Hip and knee replacements, especially among seniors, have become so prevalent that almost 7 million Americans by 2010 had undergone the surgeries. With the cost to Medicare of knee replacements running between $16,500 and $33,000, and with roughly half of the procedures’ expense occurring post-operatively, there’s some good news for patients on saving money—and staying safer too.
Patients may want to get themselves out of the hospital and stay out of in-patient rehab centers in favor of well-planned, careful recuperation at home, studies show. The research focused on single adults living alone, and whether they fared better over the short- and long-term by rehabbing from total knee and hip replacements at skilled nursing facilities or at home, particularly if their home care was well considered and followed through.
They did at least as well and were happier recuperating at home, researchers found, adding that they also may have been safer: That’s because a third of patients in rehab facilities suffered adverse events in their care, a rate comparable to unacceptably high hospital harms and those in skilled nursing facilities.
Even if knee- and hip-replacement patients spend an extra day in the hospital, then headed home, they saved $10,000 or so on their surgeries, the New York Times has reported.
I’ve written that surgeons and hospitals have made advances in complicated knee and hip replacements, such that these procedures have become more routine. They’re a big deal still, not to be downplayed for many patients, and with so many Americans, especially seniors, undergoing the procedures, making them more comfortable and less costly could be important.
It also may be that doctors and health systems need to consider more carefully how readily they recommend and perform knee replacements. A new study published in BMJ, a prominent British medical journal, found that some patients had relatively minor complaints before they underwent knee surgeries, which had limited benefits. The researchers said there are other, less invasive alternatives to replacements that should be explored for patients, particularly due to the high cost of more extensive procedures.

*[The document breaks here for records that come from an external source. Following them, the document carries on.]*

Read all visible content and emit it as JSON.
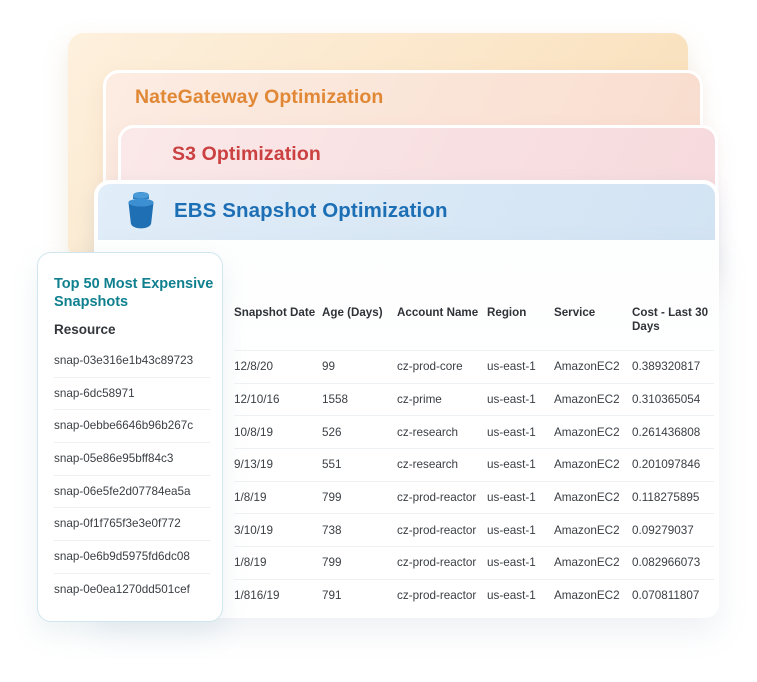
{
  "cards": [
    {
      "id": "nategateway",
      "label": "NateGateway Optimization",
      "color": "#e08836"
    },
    {
      "id": "s3",
      "label": "S3 Optimization",
      "color": "#cb4040"
    },
    {
      "id": "ebs",
      "label": "EBS Snapshot Optimization",
      "color": "#1d6fb5",
      "icon": "trash-icon"
    }
  ],
  "panel": {
    "title": "Top 50 Most Expensive Snapshots",
    "resource_header": "Resource",
    "accent_color": "#10808f"
  },
  "table": {
    "columns": [
      "Snapshot Date",
      "Age (Days)",
      "Account Name",
      "Region",
      "Service",
      "Cost - Last 30 Days"
    ],
    "rows": [
      {
        "resource": "snap-03e316e1b43c89723",
        "snapshot_date": "12/8/20",
        "age_days": "99",
        "account_name": "cz-prod-core",
        "region": "us-east-1",
        "service": "AmazonEC2",
        "cost_last_30_days": "0.389320817"
      },
      {
        "resource": "snap-6dc58971",
        "snapshot_date": "12/10/16",
        "age_days": "1558",
        "account_name": "cz-prime",
        "region": "us-east-1",
        "service": "AmazonEC2",
        "cost_last_30_days": "0.310365054"
      },
      {
        "resource": "snap-0ebbe6646b96b267c",
        "snapshot_date": "10/8/19",
        "age_days": "526",
        "account_name": "cz-research",
        "region": "us-east-1",
        "service": "AmazonEC2",
        "cost_last_30_days": "0.261436808"
      },
      {
        "resource": "snap-05e86e95bff84c3",
        "snapshot_date": "9/13/19",
        "age_days": "551",
        "account_name": "cz-research",
        "region": "us-east-1",
        "service": "AmazonEC2",
        "cost_last_30_days": "0.201097846"
      },
      {
        "resource": "snap-06e5fe2d07784ea5a",
        "snapshot_date": "1/8/19",
        "age_days": "799",
        "account_name": "cz-prod-reactor",
        "region": "us-east-1",
        "service": "AmazonEC2",
        "cost_last_30_days": "0.118275895"
      },
      {
        "resource": "snap-0f1f765f3e3e0f772",
        "snapshot_date": "3/10/19",
        "age_days": "738",
        "account_name": "cz-prod-reactor",
        "region": "us-east-1",
        "service": "AmazonEC2",
        "cost_last_30_days": "0.09279037"
      },
      {
        "resource": "snap-0e6b9d5975fd6dc08",
        "snapshot_date": "1/8/19",
        "age_days": "799",
        "account_name": "cz-prod-reactor",
        "region": "us-east-1",
        "service": "AmazonEC2",
        "cost_last_30_days": "0.082966073"
      },
      {
        "resource": "snap-0e0ea1270dd501cef",
        "snapshot_date": "1/816/19",
        "age_days": "791",
        "account_name": "cz-prod-reactor",
        "region": "us-east-1",
        "service": "AmazonEC2",
        "cost_last_30_days": "0.070811807"
      }
    ]
  }
}
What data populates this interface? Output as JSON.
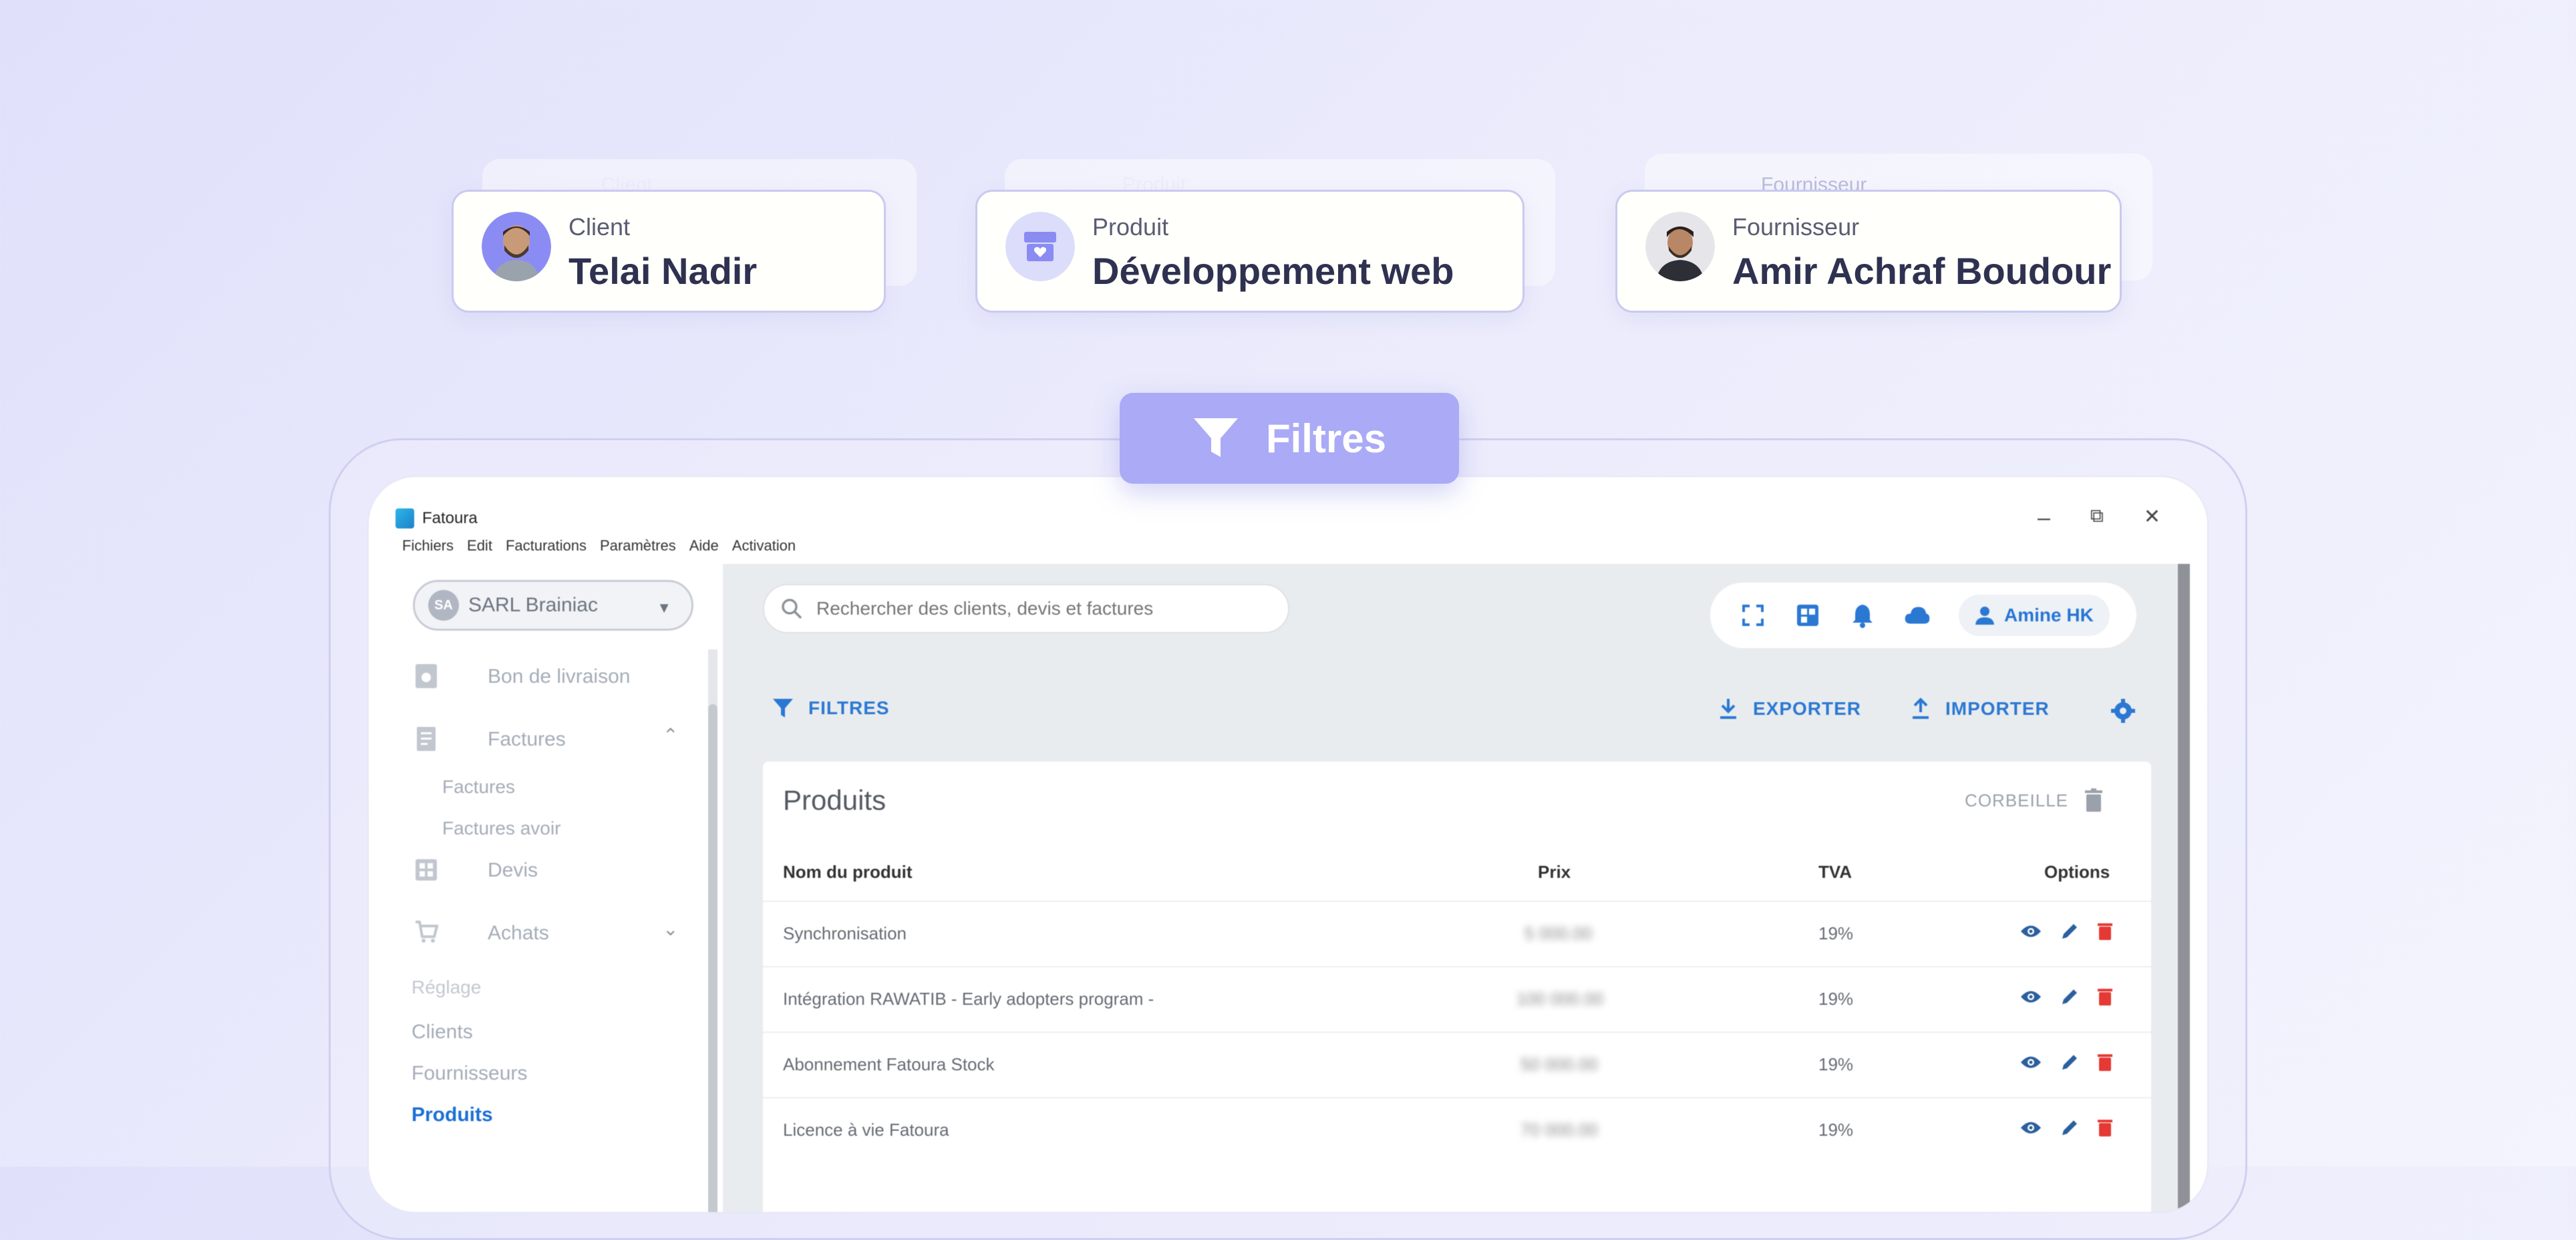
{
  "cards": [
    {
      "label": "Client",
      "value": "Telai Nadir",
      "ghost_label": "Client"
    },
    {
      "label": "Produit",
      "value": "Développement web",
      "ghost_label": "Produit"
    },
    {
      "label": "Fournisseur",
      "value": "Amir Achraf Boudour",
      "ghost_label": "Fournisseur"
    }
  ],
  "filter_badge": {
    "label": "Filtres"
  },
  "app": {
    "name": "Fatoura",
    "menu": [
      "Fichiers",
      "Edit",
      "Facturations",
      "Paramètres",
      "Aide",
      "Activation"
    ],
    "window_controls": {
      "minimize": "–",
      "restore": "⧉",
      "close": "✕"
    }
  },
  "sidebar": {
    "company": {
      "initials": "SA",
      "name": "SARL Brainiac"
    },
    "items": [
      {
        "label": "Bon de livraison",
        "icon": "receipt-icon"
      },
      {
        "label": "Factures",
        "icon": "invoice-icon",
        "expanded": true
      },
      {
        "label": "Factures"
      },
      {
        "label": "Factures avoir"
      },
      {
        "label": "Devis",
        "icon": "grid-icon"
      },
      {
        "label": "Achats",
        "icon": "cart-icon",
        "expanded": false
      }
    ],
    "section_label": "Réglage",
    "links": [
      "Clients",
      "Fournisseurs",
      "Produits"
    ],
    "active": "Produits"
  },
  "header": {
    "search_placeholder": "Rechercher des clients, devis et factures",
    "user": "Amine HK"
  },
  "actions": {
    "filters": "FILTRES",
    "export": "EXPORTER",
    "import": "IMPORTER"
  },
  "products": {
    "title": "Produits",
    "trash_label": "CORBEILLE",
    "columns": [
      "Nom du produit",
      "Prix",
      "TVA",
      "Options"
    ],
    "rows": [
      {
        "name": "Synchronisation",
        "price": "5 000.00",
        "tva": "19%"
      },
      {
        "name": "Intégration RAWATIB - Early adopters program -",
        "price": "100 000.00",
        "tva": "19%"
      },
      {
        "name": "Abonnement Fatoura Stock",
        "price": "50 000.00",
        "tva": "19%"
      },
      {
        "name": "Licence à vie Fatoura",
        "price": "70 000.00",
        "tva": "19%"
      }
    ]
  },
  "colors": {
    "accent": "#aaaaf6",
    "link_blue": "#2b78d3",
    "danger": "#e53935",
    "heading": "#2f3150"
  }
}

In my practice, I see the significant harms that patients can suffer while seeking medical services. I’ve written a lot about medical care facilities’ pernicious challenges in curbing errors that injure patients: As many as 1,000 patients a day may be dying due to medical errors in hospitals alone, making medical error one of the leading causes of Americans’ deaths, lagging only cancer and heart disease. It may be an odd sounding prescription. But many patients, apparently including knee and hip surgery patients, may stay healthier by staying out of medical care, including by rehabbing as much as they can at home.